All year, we will strive to highlight concrete, evidence-based strategies for reducing exclusion and enhancing inclusion.  So many of us have bought in to the idea that inclusive teaching is an important goal, but we often struggle to identify the practical steps toward creating inclusion in rich and meaningful ways. The good news? Research has shown time and again that the instructional strategies supporting inclusion are the same as those that are just plain good for learning. We don’t need to simplify or “water down” the goals of our courses to create equitable access to achievement and success. Indeed, inclusive practice can contribute to student success in academically rigorous courses.

We also will aim to expand instructors’ awareness of the many categories of “difference” we encounter in our courses (both online and on-ground); to deepen understanding of the potential impact of these differences on student engagement and learning; and to raise or deepen instructors’ awareness of the ways in which our courses may exclude different kinds of students, whether intentionally or unintentionally.

How will we do all of this? Primarily through focused workshops, panels, and other events [LINK] and through new web-based resources on our website [LINK] (short Resource Guides and annotated bibliographies; sample course materials; and targeted posts on this blog), some of which will be linked directly to events. Additionally, Reinert Center staff will be available to consult one-on-one [LINK] with instructors about how to apply principles of inclusive teaching in their own particular contexts.  Because we believe deeply that teaching is a situated act, not all strategies will be right for all instructors. It will be important to discern which are appropriate for your course, your students, your teaching styles.

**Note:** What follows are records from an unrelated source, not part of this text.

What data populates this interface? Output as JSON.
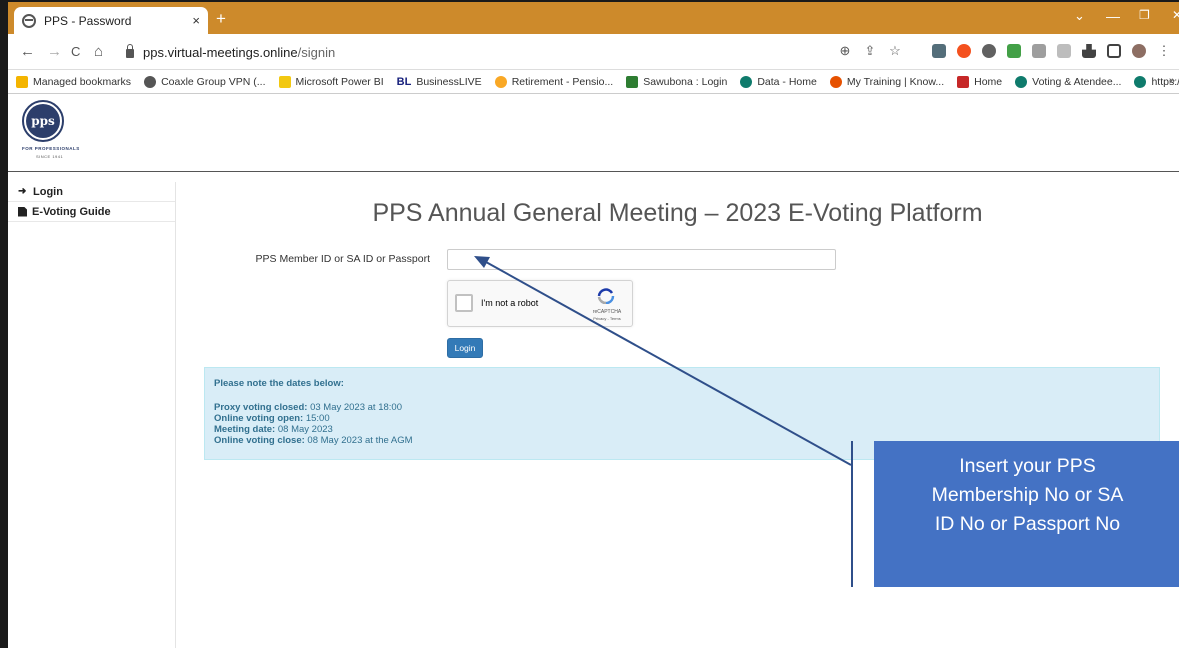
{
  "browser": {
    "tab_title": "PPS - Password",
    "tab_close": "×",
    "new_tab": "+",
    "url_host": "pps.virtual-meetings.online",
    "url_path": "/signin",
    "win_min": "—",
    "win_restore": "❐",
    "win_close": "✕",
    "win_chevron": "⌄",
    "nav_back": "←",
    "nav_forward": "→",
    "nav_reload": "C",
    "nav_home": "⌂",
    "omni_zoom": "⊕",
    "omni_share": "⇪",
    "omni_star": "☆",
    "menu_dots": "⋮"
  },
  "bookmarks": [
    {
      "label": "Managed bookmarks",
      "color": "#f4b400"
    },
    {
      "label": "Coaxle Group VPN (...",
      "color": "#555555"
    },
    {
      "label": "Microsoft Power BI",
      "color": "#f2c811"
    },
    {
      "label": "BusinessLIVE",
      "color": "#1a237e"
    },
    {
      "label": "Retirement - Pensio...",
      "color": "#f9a825"
    },
    {
      "label": "Sawubona : Login",
      "color": "#2e7d32"
    },
    {
      "label": "Data - Home",
      "color": "#0f7b6c"
    },
    {
      "label": "My Training | Know...",
      "color": "#e65100"
    },
    {
      "label": "Home",
      "color": "#c62828"
    },
    {
      "label": "Voting & Atendee...",
      "color": "#0f7b6c"
    },
    {
      "label": "https://inceedit.sha...",
      "color": "#0f7b6c"
    }
  ],
  "bookmarks_more": "»",
  "logo": {
    "text": "pps",
    "tagline": "FOR PROFESSIONALS",
    "since": "SINCE 1941"
  },
  "sidebar": {
    "items": [
      {
        "label": "Login",
        "icon": "login-icon"
      },
      {
        "label": "E-Voting Guide",
        "icon": "document-icon"
      }
    ]
  },
  "main": {
    "title": "PPS Annual General Meeting – 2023 E-Voting Platform",
    "field_label": "PPS Member ID or SA ID or Passport",
    "field_value": "",
    "captcha_label": "I'm not a robot",
    "captcha_brand": "reCAPTCHA",
    "captcha_terms": "Privacy - Terms",
    "login_button": "Login"
  },
  "notice": {
    "heading": "Please note the dates below:",
    "rows": [
      {
        "label": "Proxy voting closed:",
        "value": " 03 May 2023 at 18:00"
      },
      {
        "label": "Online voting open:",
        "value": " 15:00"
      },
      {
        "label": "Meeting date:",
        "value": " 08 May 2023"
      },
      {
        "label": "Online voting close:",
        "value": " 08 May 2023 at the AGM"
      }
    ]
  },
  "callout": {
    "line1": "Insert your PPS",
    "line2": "Membership No or SA",
    "line3": "ID No or Passport No"
  },
  "colors": {
    "tabstrip": "#cd8a2b",
    "accent": "#337ab7",
    "notice_bg": "#d9edf7",
    "callout_bg": "#4472c4"
  }
}
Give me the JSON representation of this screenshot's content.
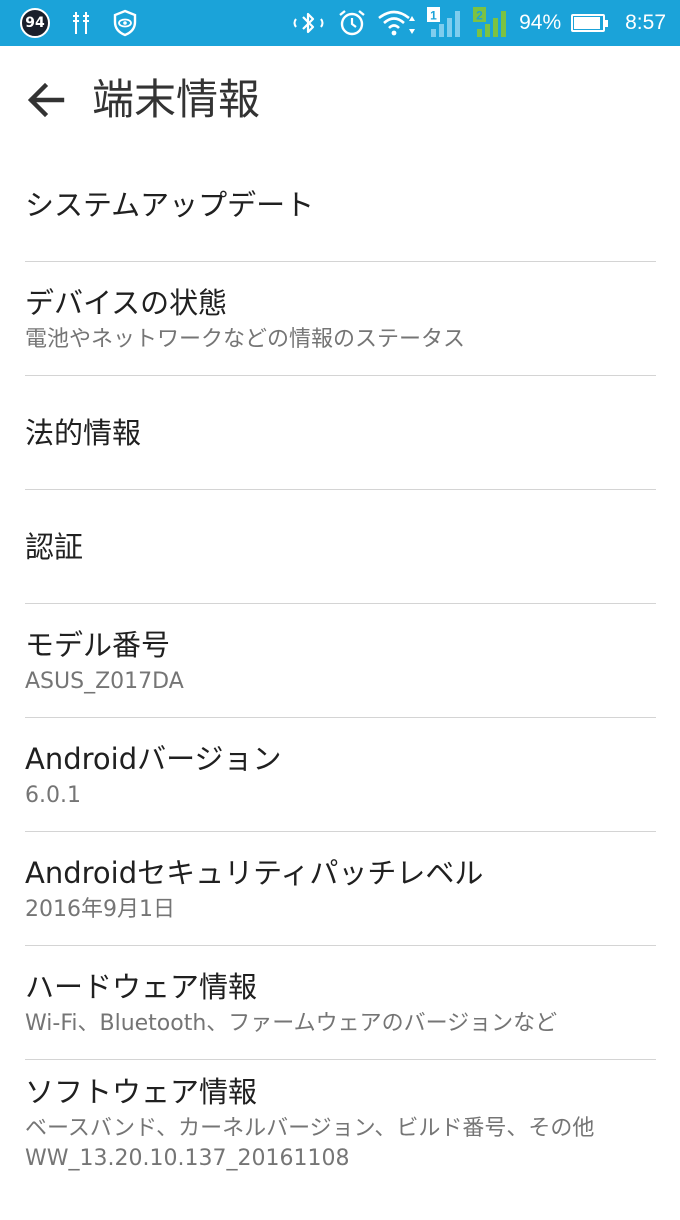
{
  "status_bar": {
    "notification_badge": "94",
    "battery_percent": "94%",
    "battery_level": 0.94,
    "time": "8:57",
    "sim1_label": "1",
    "sim2_label": "2",
    "icons": [
      "notification-badge",
      "usb-debug-icon",
      "shield-eye-icon",
      "bluetooth-icon",
      "alarm-icon",
      "wifi-icon",
      "sim1-signal-icon",
      "sim2-signal-icon",
      "battery-icon"
    ]
  },
  "header": {
    "title": "端末情報",
    "back_icon": "arrow-back-icon"
  },
  "colors": {
    "status_bar": "#1ba3d9",
    "background": "#ffffff",
    "title_text": "#202020",
    "subtitle_text": "#757575",
    "sim2_green": "#7cc242"
  },
  "items": [
    {
      "title": "システムアップデート",
      "subtitle": ""
    },
    {
      "title": "デバイスの状態",
      "subtitle": "電池やネットワークなどの情報のステータス"
    },
    {
      "title": "法的情報",
      "subtitle": ""
    },
    {
      "title": "認証",
      "subtitle": ""
    },
    {
      "title": "モデル番号",
      "subtitle": "ASUS_Z017DA"
    },
    {
      "title": "Androidバージョン",
      "subtitle": "6.0.1"
    },
    {
      "title": "Androidセキュリティパッチレベル",
      "subtitle": "2016年9月1日"
    },
    {
      "title": "ハードウェア情報",
      "subtitle": "Wi-Fi、Bluetooth、ファームウェアのバージョンなど"
    },
    {
      "title": "ソフトウェア情報",
      "subtitle": "ベースバンド、カーネルバージョン、ビルド番号、その他",
      "subtitle2": "WW_13.20.10.137_20161108"
    }
  ]
}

Why this theme, why now?

There are many compelling reasons to focus our efforts on inclusive teaching at this time, including:

Dr. Pestello’s recent call for departments to identify concrete ways to make SLU more welcoming and inclusive for all,

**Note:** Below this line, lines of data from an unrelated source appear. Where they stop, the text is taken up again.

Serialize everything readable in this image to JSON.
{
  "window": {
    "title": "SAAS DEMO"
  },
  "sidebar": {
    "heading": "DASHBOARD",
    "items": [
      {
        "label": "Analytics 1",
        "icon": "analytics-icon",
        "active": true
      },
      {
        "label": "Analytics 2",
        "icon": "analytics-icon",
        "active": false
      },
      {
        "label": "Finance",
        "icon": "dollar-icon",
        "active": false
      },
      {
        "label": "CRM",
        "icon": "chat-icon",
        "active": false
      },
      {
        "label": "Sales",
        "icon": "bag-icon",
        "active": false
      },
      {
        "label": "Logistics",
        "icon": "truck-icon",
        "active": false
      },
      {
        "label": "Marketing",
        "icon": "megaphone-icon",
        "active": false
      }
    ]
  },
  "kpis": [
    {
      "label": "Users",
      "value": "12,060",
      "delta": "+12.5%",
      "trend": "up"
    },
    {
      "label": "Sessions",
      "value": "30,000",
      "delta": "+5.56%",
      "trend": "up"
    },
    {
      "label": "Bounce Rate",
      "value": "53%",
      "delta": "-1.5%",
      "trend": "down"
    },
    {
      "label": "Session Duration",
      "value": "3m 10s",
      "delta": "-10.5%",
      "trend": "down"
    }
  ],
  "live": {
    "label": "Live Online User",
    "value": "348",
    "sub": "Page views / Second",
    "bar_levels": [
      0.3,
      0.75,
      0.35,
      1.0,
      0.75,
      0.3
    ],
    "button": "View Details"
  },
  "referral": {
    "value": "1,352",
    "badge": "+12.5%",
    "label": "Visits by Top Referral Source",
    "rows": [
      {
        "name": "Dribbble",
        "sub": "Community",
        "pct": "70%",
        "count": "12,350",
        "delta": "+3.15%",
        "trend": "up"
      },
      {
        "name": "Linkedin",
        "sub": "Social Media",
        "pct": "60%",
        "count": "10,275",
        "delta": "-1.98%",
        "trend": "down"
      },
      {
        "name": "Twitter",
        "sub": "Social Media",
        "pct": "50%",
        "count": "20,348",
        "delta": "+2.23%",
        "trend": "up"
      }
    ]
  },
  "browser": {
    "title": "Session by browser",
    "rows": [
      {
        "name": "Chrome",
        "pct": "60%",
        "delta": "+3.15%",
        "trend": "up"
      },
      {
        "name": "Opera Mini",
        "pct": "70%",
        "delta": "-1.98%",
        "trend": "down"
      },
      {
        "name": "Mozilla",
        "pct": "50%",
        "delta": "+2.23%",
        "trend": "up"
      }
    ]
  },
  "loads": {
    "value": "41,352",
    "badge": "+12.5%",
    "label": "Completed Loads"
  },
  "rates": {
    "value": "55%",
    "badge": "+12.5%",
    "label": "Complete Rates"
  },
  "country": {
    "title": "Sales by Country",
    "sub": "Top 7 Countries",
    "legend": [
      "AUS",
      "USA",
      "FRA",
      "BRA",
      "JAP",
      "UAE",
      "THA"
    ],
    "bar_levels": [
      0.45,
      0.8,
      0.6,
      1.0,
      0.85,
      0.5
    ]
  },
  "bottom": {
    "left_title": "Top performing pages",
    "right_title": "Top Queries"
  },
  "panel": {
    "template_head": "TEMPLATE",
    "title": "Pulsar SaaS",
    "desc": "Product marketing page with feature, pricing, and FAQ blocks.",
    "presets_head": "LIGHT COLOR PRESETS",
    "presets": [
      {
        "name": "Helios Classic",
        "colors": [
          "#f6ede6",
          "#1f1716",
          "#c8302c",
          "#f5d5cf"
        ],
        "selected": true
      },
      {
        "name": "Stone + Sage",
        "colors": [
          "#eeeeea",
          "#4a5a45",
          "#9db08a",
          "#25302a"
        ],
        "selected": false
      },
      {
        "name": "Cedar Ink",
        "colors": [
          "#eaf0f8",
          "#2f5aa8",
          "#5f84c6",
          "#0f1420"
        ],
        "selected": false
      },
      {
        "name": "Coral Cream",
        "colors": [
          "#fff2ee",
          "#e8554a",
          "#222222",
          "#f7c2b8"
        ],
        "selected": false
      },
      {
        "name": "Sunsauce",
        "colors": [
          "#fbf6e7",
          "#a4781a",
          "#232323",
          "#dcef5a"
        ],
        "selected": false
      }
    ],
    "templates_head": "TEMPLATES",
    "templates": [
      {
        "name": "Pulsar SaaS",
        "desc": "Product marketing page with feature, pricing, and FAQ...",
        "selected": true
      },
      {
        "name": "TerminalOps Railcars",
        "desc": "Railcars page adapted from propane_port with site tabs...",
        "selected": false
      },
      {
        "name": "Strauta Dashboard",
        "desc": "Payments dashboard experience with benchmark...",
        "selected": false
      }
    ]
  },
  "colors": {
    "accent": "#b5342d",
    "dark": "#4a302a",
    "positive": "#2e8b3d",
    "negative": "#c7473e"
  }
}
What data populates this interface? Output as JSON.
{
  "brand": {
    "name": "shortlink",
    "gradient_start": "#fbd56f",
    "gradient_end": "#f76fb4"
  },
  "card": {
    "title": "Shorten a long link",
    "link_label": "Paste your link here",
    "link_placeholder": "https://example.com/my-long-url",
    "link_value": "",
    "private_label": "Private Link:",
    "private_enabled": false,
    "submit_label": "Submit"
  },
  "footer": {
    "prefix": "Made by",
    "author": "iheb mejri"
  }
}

An institutional commitment to an increasingly-diverse student body (which will likely mean more international students, more students from traditionally under-represented groups, more first generation college students, more non-traditional students, veteran students, students with disabilities, students from diverse economic and class backgrounds, and so on), and

A clear emphasis in the University’s strategic plan on diversity, inclusion, and student success, and a reinvigorated, campus-wide commitment to racial equity on campus and across our region.

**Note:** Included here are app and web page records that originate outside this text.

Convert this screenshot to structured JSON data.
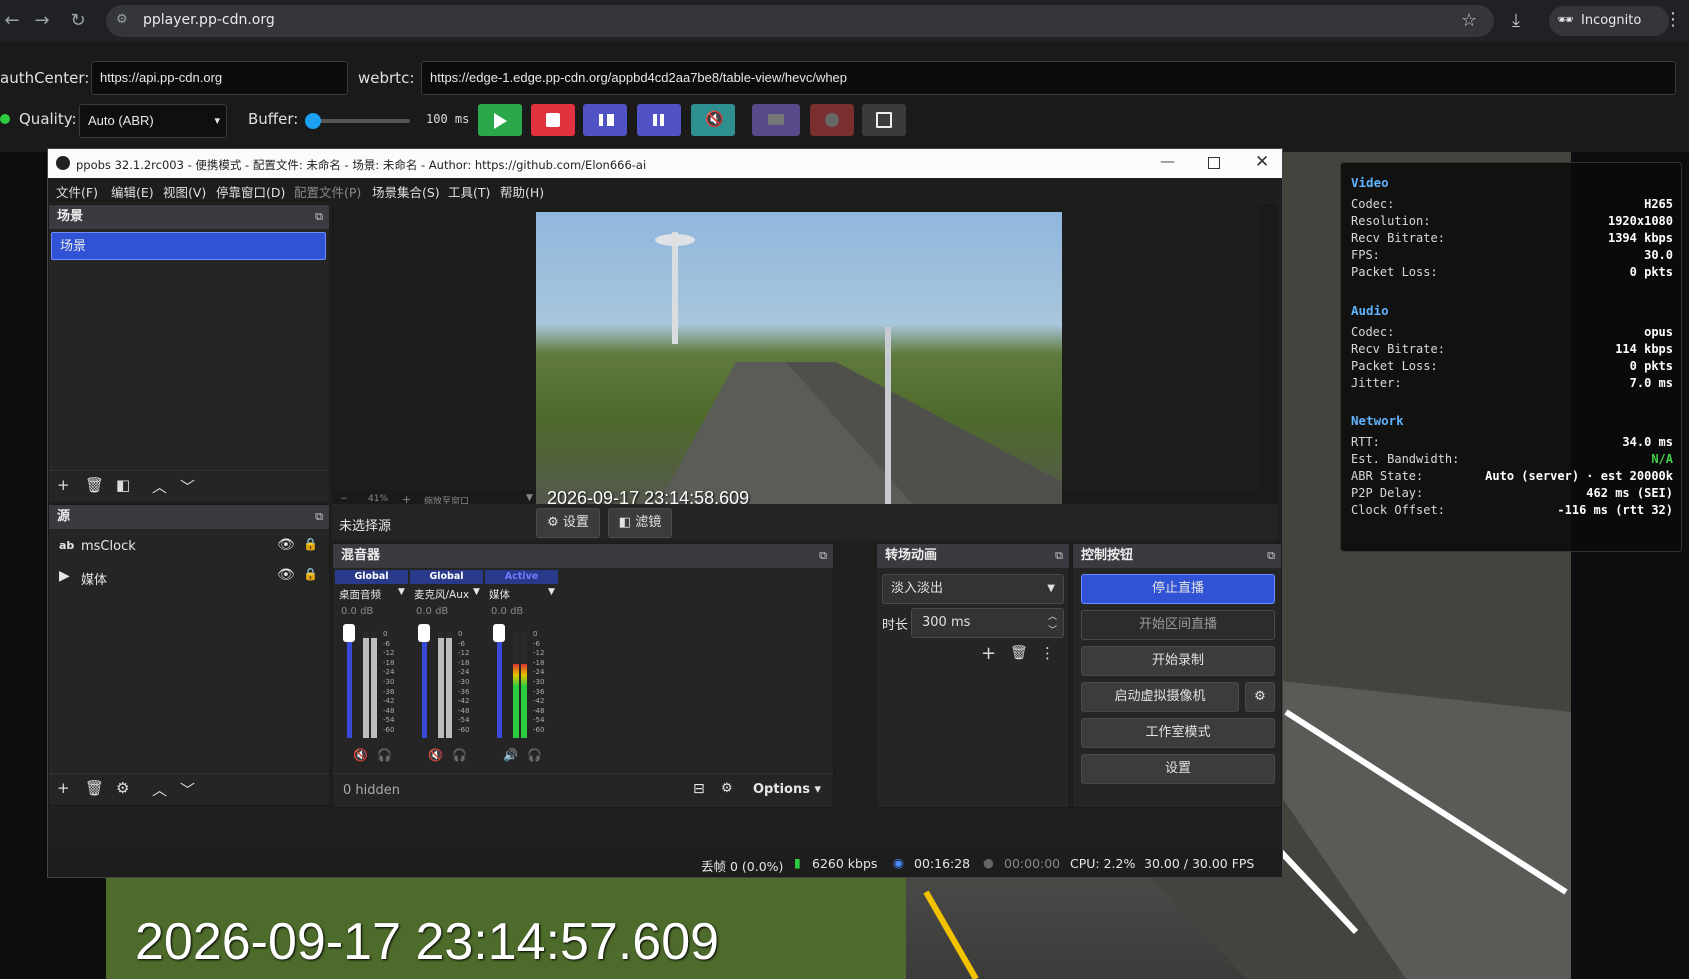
{
  "browser": {
    "url": "pplayer.pp-cdn.org",
    "incognito_label": "Incognito"
  },
  "controls": {
    "auth_label": "authCenter:",
    "auth_value": "https://api.pp-cdn.org",
    "webrtc_label": "webrtc:",
    "webrtc_value": "https://edge-1.edge.pp-cdn.org/appbd4cd2aa7be8/table-view/hevc/whep",
    "quality_label": "Quality:",
    "quality_value": "Auto (ABR)",
    "buffer_label": "Buffer:",
    "buffer_value": "100 ms",
    "buffer_level": 0.0
  },
  "colors": {
    "play": "#2aa84a",
    "stop": "#e0323f",
    "pause": "#5252c7",
    "mute": "#2d8f8f",
    "camera": "#5a4a8a",
    "record": "#7a2f2f",
    "obs_accent": "#2f53d4"
  },
  "video": {
    "big_timestamp": "2026-09-17 23:14:57.609",
    "preview_timestamp": "2026-09-17 23:14:58.609"
  },
  "stats": {
    "video_title": "Video",
    "video": [
      {
        "k": "Codec:",
        "v": "H265"
      },
      {
        "k": "Resolution:",
        "v": "1920x1080"
      },
      {
        "k": "Recv Bitrate:",
        "v": "1394 kbps"
      },
      {
        "k": "FPS:",
        "v": "30.0"
      },
      {
        "k": "Packet Loss:",
        "v": "0 pkts"
      }
    ],
    "audio_title": "Audio",
    "audio": [
      {
        "k": "Codec:",
        "v": "opus"
      },
      {
        "k": "Recv Bitrate:",
        "v": "114 kbps"
      },
      {
        "k": "Packet Loss:",
        "v": "0 pkts"
      },
      {
        "k": "Jitter:",
        "v": "7.0 ms"
      }
    ],
    "network_title": "Network",
    "network": [
      {
        "k": "RTT:",
        "v": "34.0 ms"
      },
      {
        "k": "Est. Bandwidth:",
        "v": "N/A"
      },
      {
        "k": "ABR State:",
        "v": "Auto (server) · est 20000k"
      },
      {
        "k": "P2P Delay:",
        "v": "462 ms (SEI)"
      },
      {
        "k": "Clock Offset:",
        "v": "-116 ms (rtt 32)"
      }
    ]
  },
  "obs": {
    "title": "ppobs 32.1.2rc003 - 便携模式 - 配置文件: 未命名 - 场景: 未命名 - Author: https://github.com/Elon666-ai",
    "menu": [
      "文件(F)",
      "编辑(E)",
      "视图(V)",
      "停靠窗口(D)",
      "配置文件(P)",
      "场景集合(S)",
      "工具(T)",
      "帮助(H)"
    ],
    "scenes_title": "场景",
    "scene_item": "场景",
    "sources_title": "源",
    "sources": [
      "msClock",
      "媒体"
    ],
    "zoom": "41%",
    "zoom_mode": "缩放至窗口",
    "no_source": "未选择源",
    "settings_btn": "设置",
    "filters_btn": "滤镜",
    "mixer_title": "混音器",
    "mixer_channels": [
      {
        "tag": "Global",
        "name": "桌面音频",
        "db": "0.0 dB"
      },
      {
        "tag": "Global",
        "name": "麦克风/Aux",
        "db": "0.0 dB"
      },
      {
        "tag": "Active",
        "name": "媒体",
        "db": "0.0 dB"
      }
    ],
    "meter_ticks": [
      "0",
      "-6",
      "-12",
      "-18",
      "-24",
      "-30",
      "-36",
      "-42",
      "-48",
      "-54",
      "-60"
    ],
    "hidden_count": "0 hidden",
    "options_label": "Options",
    "transitions_title": "转场动画",
    "transition_value": "淡入淡出",
    "duration_label": "时长",
    "duration_value": "300 ms",
    "controls_title": "控制按钮",
    "stop_stream": "停止直播",
    "start_interval": "开始区间直播",
    "start_record": "开始录制",
    "virtual_cam": "启动虚拟摄像机",
    "studio_mode": "工作室模式",
    "settings": "设置",
    "status_dropped": "丢帧 0 (0.0%)",
    "status_bitrate": "6260 kbps",
    "status_stream_time": "00:16:28",
    "status_rec_time": "00:00:00",
    "status_cpu": "CPU: 2.2%",
    "status_fps": "30.00 / 30.00 FPS"
  }
}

Perhaps most pressing are the growing requests from faculty and others on our campus who feel both deeply committed to creating inclusive learning environments and at a loss about how to enact this commitment practically and effectively.

Closing Thoughts

On majority-white, majority-American campuses like SLU, it can be easy not to see “difference” in our classrooms. It is important to complicate our collective understanding of who the learners are in our courses and what the implications of these differences may be for student learning and engagement.

Of course, a theme like this one has the potential to highlight tensions, within our classrooms and within our teaching practice. One inherent tension is that of how to raise awareness of difference and promote inclusion (with a focus on what’s good for all students) without seeming to erase or minimize difference. It is important to state from the outset that, like culturally responsive teaching (about which you can read more here [LINK]), inclusive teaching is not “colorblind” or “gender blind” or “class blind.” On the contrary, inclusive teaching sees differences (as well as our own perceptions about differences) and seeks actively to ensure that differences do not become barriers to learning, implicitly or explicitly.

A theme like this one can involve a tricky balance – and it’s one we’ll grapple with together as we go through the year.  Please join us. This work is worth doing, and it takes all of us to move from inclusive classrooms to a truly inclusive campus.

Comments are closed.